High Altitude Cooking

Three easy things to remember when cooking in a high altitude (above 7,000 ft):

  1. Reduce oil (leavening agent)
    For each 1 teaspoon of leavening agent called for, decrease it by 1/8-1/2 teaspoon. Start with 1/8 teaspoon decrease at a time.
  2. Reduce sugar
    Decrease the sugar by 1 tablespoon.
  3. Increase liquid
    Increase the amount of liquid 1-2 tablespoons.

I find that many times I don’t have make adjustments if I use Hungarian High Altitude Flour – found in most grocery stores. Although, it’s all in experimenting.

(Found at Mountain Mama Cooks)

“The main factor affecting baked items is the low pressure resulting from the higher altitude; this leads to lower boiling points, faster evaporation and rapid rising. In addition, low humidity can dry ingredients out resulting in a dry texture and crumbly product. I use three basic adjustments for high-altitude baking: reduce leavening agent, reduce sugar, and increase liquid. Often, one or all of these things is enough to adjust a sea level recipe successfully. Keep in mind that every recipe is different and any or all of these adjustments I suggest may be required. Keep notes of how you adjust recipes until you know what works best for your particular location. Have faith, you’ll get it right eventually!” – Mountain Mama

Go to Mountain Mama’s web page and read more about high altitude cooking. She has some great explanations and information.

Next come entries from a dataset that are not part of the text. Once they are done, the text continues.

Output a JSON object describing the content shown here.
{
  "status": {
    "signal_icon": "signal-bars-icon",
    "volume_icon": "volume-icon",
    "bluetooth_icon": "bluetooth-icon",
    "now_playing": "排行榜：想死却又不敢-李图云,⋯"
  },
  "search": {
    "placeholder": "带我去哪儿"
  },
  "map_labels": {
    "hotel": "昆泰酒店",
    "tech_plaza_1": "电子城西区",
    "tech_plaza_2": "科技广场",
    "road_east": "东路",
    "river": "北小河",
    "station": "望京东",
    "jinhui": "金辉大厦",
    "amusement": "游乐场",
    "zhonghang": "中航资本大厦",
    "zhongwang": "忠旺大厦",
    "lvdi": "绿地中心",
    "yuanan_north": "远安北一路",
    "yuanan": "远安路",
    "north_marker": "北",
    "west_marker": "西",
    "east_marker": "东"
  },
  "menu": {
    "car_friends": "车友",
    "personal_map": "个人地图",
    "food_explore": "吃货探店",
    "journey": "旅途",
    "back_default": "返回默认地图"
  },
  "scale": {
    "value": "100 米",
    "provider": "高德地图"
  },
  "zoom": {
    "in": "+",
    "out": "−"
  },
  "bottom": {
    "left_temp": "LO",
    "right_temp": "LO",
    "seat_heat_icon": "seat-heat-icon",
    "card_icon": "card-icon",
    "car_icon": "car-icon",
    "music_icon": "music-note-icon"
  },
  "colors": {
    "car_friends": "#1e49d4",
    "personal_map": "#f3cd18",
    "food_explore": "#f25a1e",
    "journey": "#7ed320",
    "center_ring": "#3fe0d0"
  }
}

Written a couple years earlier:
In August of 2011 ago we moved from So. Oregon to Castle Rock, Colorado. We are at an elevation of about 6,800 ft. I have never lived anywhere but California or Oregon and NEVER have had to be concerned about my baking, always using my tried and true recipes…but now it is a bit daunting. Now altering is not not just for flavor or healthier recipes but also for high altitude.

It’s Thanksgiving today. I promised to bake an apple pie and a pumpkin cheesecake. I would be devastated if they flopped! So, I have been studying up on baking at high elevations. I will be posting my results here for others in my situation.

The first site I found to be helpful is High Altitude Baking on All-Recipes.com.

Note: 2011 – Our First Thanksgiving in Colorado – the weather is perfect: sunny and dry. We are going over to my daughter’s home and joining the family for dinner. Happy Thanksgiving everyone! We have so many things to be grateful for!